▸ ABOUT THIS EXERCISE: Spot each line in the data below containing "title" and copy it.

Component data from apps and pages:
□ □ □ □ □ □ □

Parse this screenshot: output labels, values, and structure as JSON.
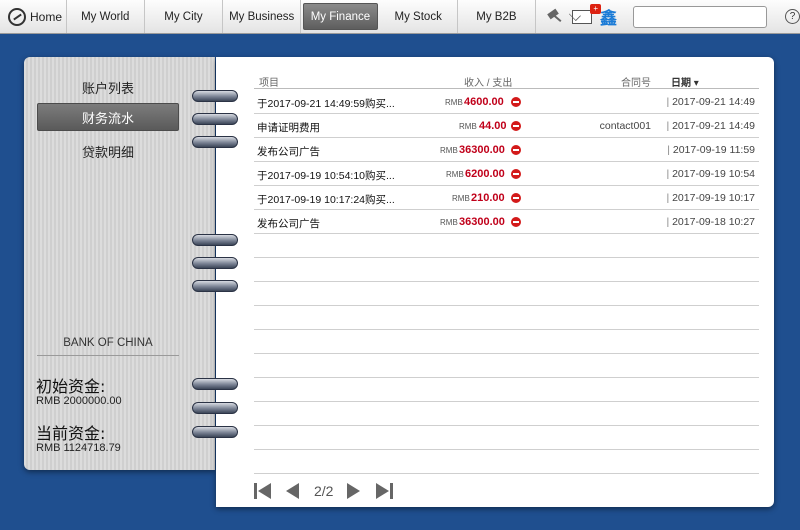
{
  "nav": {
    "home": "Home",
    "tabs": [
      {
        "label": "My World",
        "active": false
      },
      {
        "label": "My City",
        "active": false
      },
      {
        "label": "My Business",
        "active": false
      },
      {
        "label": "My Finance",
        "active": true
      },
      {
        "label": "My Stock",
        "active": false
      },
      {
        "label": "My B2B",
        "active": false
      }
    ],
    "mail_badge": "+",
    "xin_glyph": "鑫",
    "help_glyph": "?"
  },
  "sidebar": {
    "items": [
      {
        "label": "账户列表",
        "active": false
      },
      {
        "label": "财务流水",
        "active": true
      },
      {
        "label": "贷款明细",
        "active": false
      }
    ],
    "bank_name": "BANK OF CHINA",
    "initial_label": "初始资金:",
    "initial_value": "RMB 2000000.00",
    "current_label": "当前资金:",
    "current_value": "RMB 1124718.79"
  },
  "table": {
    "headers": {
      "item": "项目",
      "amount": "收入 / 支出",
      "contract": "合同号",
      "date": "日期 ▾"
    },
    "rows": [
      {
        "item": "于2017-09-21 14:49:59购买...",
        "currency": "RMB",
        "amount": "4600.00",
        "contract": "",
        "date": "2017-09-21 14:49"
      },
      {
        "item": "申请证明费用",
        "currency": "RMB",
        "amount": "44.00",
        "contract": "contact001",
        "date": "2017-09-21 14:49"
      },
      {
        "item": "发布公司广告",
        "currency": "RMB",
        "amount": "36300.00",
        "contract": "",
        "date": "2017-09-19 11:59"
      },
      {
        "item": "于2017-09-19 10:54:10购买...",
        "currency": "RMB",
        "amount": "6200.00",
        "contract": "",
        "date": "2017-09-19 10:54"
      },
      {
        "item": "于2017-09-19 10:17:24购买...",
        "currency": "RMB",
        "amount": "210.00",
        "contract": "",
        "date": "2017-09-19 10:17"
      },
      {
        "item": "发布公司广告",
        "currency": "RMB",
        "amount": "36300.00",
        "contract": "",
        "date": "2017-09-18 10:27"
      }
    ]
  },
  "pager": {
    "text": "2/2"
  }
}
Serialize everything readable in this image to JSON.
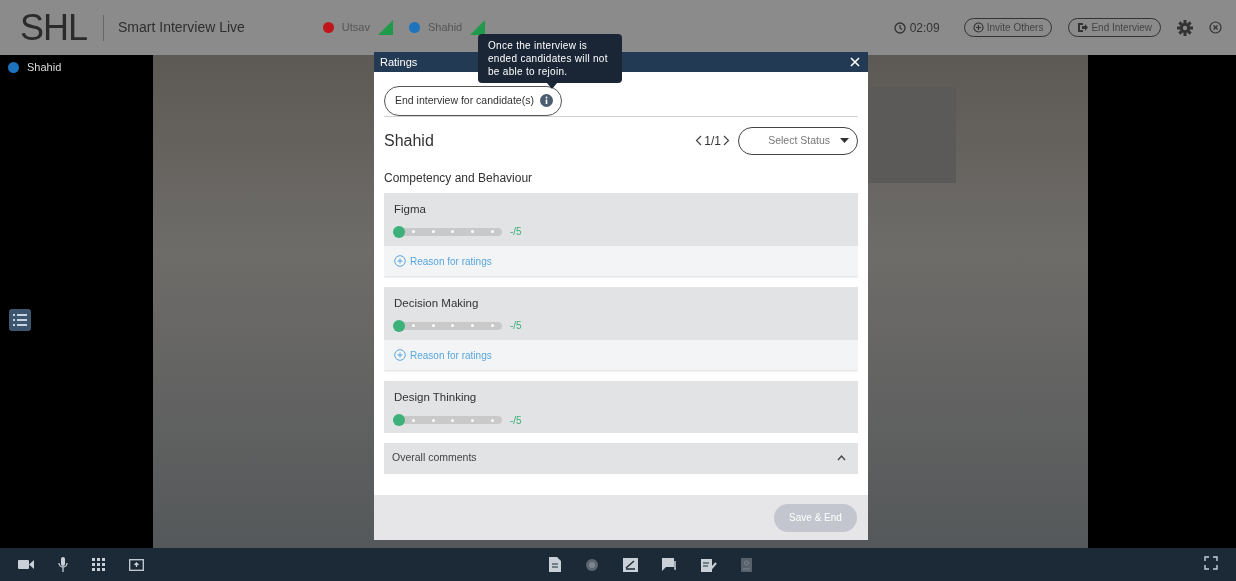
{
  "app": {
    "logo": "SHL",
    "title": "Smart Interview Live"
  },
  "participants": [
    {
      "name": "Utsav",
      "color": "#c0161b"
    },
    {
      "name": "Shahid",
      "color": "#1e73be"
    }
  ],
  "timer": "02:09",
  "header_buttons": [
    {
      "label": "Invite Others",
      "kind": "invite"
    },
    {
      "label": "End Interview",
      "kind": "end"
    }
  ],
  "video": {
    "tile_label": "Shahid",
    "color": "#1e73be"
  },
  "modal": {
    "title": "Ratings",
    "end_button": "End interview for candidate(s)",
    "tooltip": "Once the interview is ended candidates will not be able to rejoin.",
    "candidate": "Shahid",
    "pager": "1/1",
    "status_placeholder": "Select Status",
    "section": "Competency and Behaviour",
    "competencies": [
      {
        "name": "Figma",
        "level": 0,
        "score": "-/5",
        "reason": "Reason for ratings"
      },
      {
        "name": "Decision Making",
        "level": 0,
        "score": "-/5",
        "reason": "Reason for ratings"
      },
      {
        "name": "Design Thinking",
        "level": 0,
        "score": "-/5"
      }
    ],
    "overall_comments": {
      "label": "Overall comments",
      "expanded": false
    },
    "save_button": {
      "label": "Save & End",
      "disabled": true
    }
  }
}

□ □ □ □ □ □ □

▸ SOLVED PROBLEM:
    "title": "Smart Interview Live"
    "title": "Ratings",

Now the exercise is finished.